▸ **Activity**
Only lines with the word "Билет" are wanted; copy each of them from the listing below.

▸ **Source material**
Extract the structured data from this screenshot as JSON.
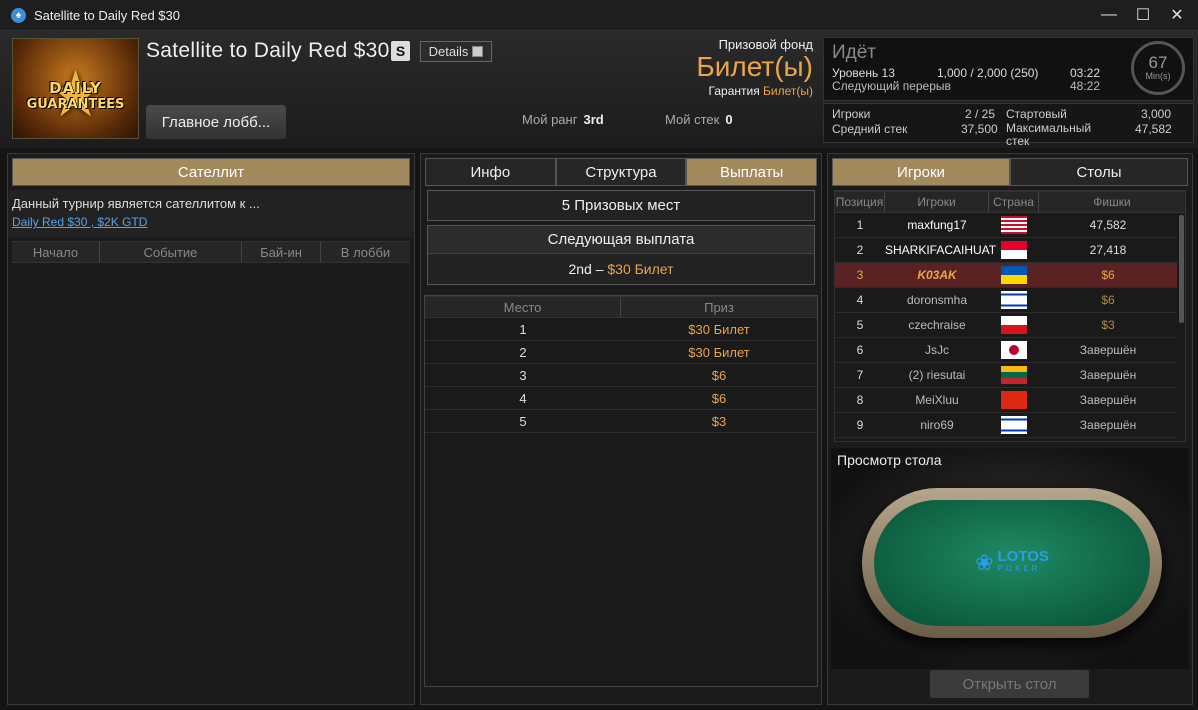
{
  "window": {
    "title": "Satellite to Daily Red $30"
  },
  "header": {
    "logo_text_1": "DAILY",
    "logo_text_2": "GUARANTEES",
    "tournament_name": "Satellite to Daily Red $30",
    "badge": "S",
    "details_label": "Details",
    "lobby_button": "Главное лобб...",
    "prize_pool_label": "Призовой фонд",
    "prize_pool_value": "Билет(ы)",
    "guarantee_label": "Гарантия",
    "guarantee_value": "Билет(ы)",
    "rank_label": "Мой ранг",
    "rank_value": "3rd",
    "stack_label": "Мой стек",
    "stack_value": "0"
  },
  "status": {
    "state": "Идёт",
    "level_label": "Уровень 13",
    "blinds": "1,000 / 2,000 (250)",
    "level_time": "03:22",
    "next_break_label": "Следующий перерыв",
    "next_break_time": "48:22",
    "timer_value": "67",
    "timer_unit": "Min(s)"
  },
  "stats": {
    "players_label": "Игроки",
    "players_value": "2 / 25",
    "starting_label": "Стартовый",
    "starting_value": "3,000",
    "avg_label": "Средний стек",
    "avg_value": "37,500",
    "max_label": "Максимальный стек",
    "max_value": "47,582"
  },
  "left_panel": {
    "tab": "Сателлит",
    "description": "Данный турнир является сателлитом к ...",
    "link": "Daily Red $30 , $2K GTD",
    "columns": [
      "Начало",
      "Событие",
      "Бай-ин",
      "В лобби"
    ]
  },
  "center_panel": {
    "tabs": [
      "Инфо",
      "Структура",
      "Выплаты"
    ],
    "active_tab": "Выплаты",
    "prize_places": "5 Призовых мест",
    "next_payout_label": "Следующая выплата",
    "next_payout_place": "2nd –",
    "next_payout_value": "$30 Билет",
    "columns": [
      "Место",
      "Приз"
    ],
    "payouts": [
      {
        "place": "1",
        "prize": "$30 Билет"
      },
      {
        "place": "2",
        "prize": "$30 Билет"
      },
      {
        "place": "3",
        "prize": "$6"
      },
      {
        "place": "4",
        "prize": "$6"
      },
      {
        "place": "5",
        "prize": "$3"
      }
    ]
  },
  "right_panel": {
    "tabs": [
      "Игроки",
      "Столы"
    ],
    "active_tab": "Игроки",
    "columns": [
      "Позиция",
      "Игроки",
      "Страна",
      "Фишки"
    ],
    "players": [
      {
        "pos": "1",
        "name": "maxfung17",
        "flag": "malaysia-flag",
        "chips": "47,582"
      },
      {
        "pos": "2",
        "name": "SHARKIFACAIHUAT",
        "flag": "singapore-flag",
        "chips": "27,418"
      },
      {
        "pos": "3",
        "name": "K03AK",
        "flag": "ukraine-flag",
        "chips": "$6"
      },
      {
        "pos": "4",
        "name": "doronsmha",
        "flag": "israel-flag",
        "chips": "$6"
      },
      {
        "pos": "5",
        "name": "czechraise",
        "flag": "czech-flag",
        "chips": "$3"
      },
      {
        "pos": "6",
        "name": "JsJc",
        "flag": "japan-flag",
        "chips": "Завершён"
      },
      {
        "pos": "7",
        "name": "(2) riesutai",
        "flag": "lithuania-flag",
        "chips": "Завершён"
      },
      {
        "pos": "8",
        "name": "MeiXluu",
        "flag": "china-flag",
        "chips": "Завершён"
      },
      {
        "pos": "9",
        "name": "niro69",
        "flag": "israel-flag",
        "chips": "Завершён"
      }
    ],
    "table_view_label": "Просмотр стола",
    "table_logo": "LOTOS",
    "table_logo_sub": "POKER",
    "open_table_button": "Открыть стол"
  },
  "colors": {
    "accent": "#a28a5d",
    "gold": "#e9a54a",
    "highlight_row": "#5a2222",
    "link": "#5aa2e6"
  }
}
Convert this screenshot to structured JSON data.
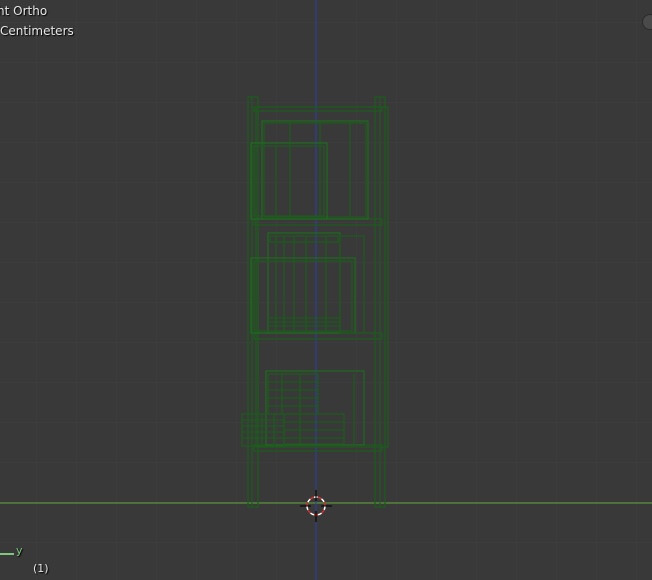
{
  "viewport": {
    "view_name": "ht Ortho",
    "units": "Centimeters",
    "frame_number": "(1)",
    "axis_label_y": "y"
  },
  "colors": {
    "background": "#393939",
    "grid": "#414141",
    "x_axis_line": "#5ea836",
    "z_axis_line": "#2d3ea8",
    "wireframe": "#1c5c1c",
    "text": "#e6e6e6"
  },
  "icons": {
    "cursor": "3d-cursor-icon",
    "navigation": "navigation-gizmo-icon",
    "axis": "axis-indicator-icon"
  }
}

▸ **Exercise answer**
    "prize_pool_value": "Билет(ы)",
    "guarantee_value": "Билет(ы)",
    "next_payout_value": "$30 Билет",
        "prize": "$30 Билет"
        "prize": "$30 Билет"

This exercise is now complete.